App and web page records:
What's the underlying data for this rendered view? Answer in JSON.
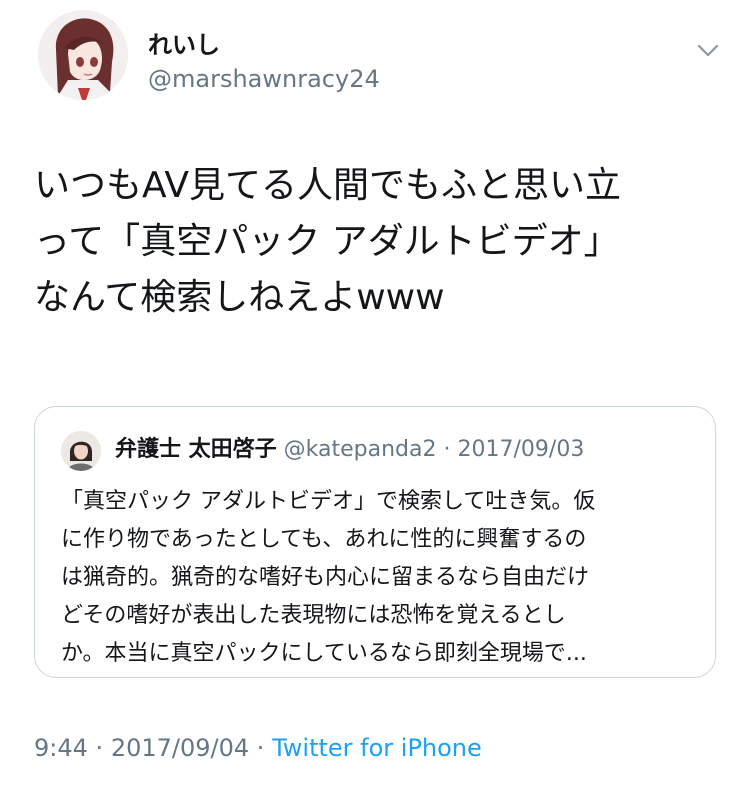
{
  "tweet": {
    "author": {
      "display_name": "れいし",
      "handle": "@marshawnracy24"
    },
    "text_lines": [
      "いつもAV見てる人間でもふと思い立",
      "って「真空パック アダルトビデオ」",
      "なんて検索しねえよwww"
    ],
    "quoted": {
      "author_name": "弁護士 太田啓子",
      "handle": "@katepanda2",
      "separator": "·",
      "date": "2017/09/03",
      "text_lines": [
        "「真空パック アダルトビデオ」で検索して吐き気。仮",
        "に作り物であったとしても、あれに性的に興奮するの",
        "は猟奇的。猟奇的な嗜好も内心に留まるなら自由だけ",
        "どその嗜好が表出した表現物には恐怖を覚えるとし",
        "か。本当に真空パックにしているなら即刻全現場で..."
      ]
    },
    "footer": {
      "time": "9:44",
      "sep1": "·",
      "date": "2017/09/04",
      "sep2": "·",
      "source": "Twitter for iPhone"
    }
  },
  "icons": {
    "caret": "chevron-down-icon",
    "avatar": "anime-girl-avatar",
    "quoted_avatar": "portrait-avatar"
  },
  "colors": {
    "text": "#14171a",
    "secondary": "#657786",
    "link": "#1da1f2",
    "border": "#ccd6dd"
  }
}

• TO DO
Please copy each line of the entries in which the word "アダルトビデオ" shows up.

• ANSWER SPACE
      "って「真空パック アダルトビデオ」",
        "「真空パック アダルトビデオ」で検索して吐き気。仮",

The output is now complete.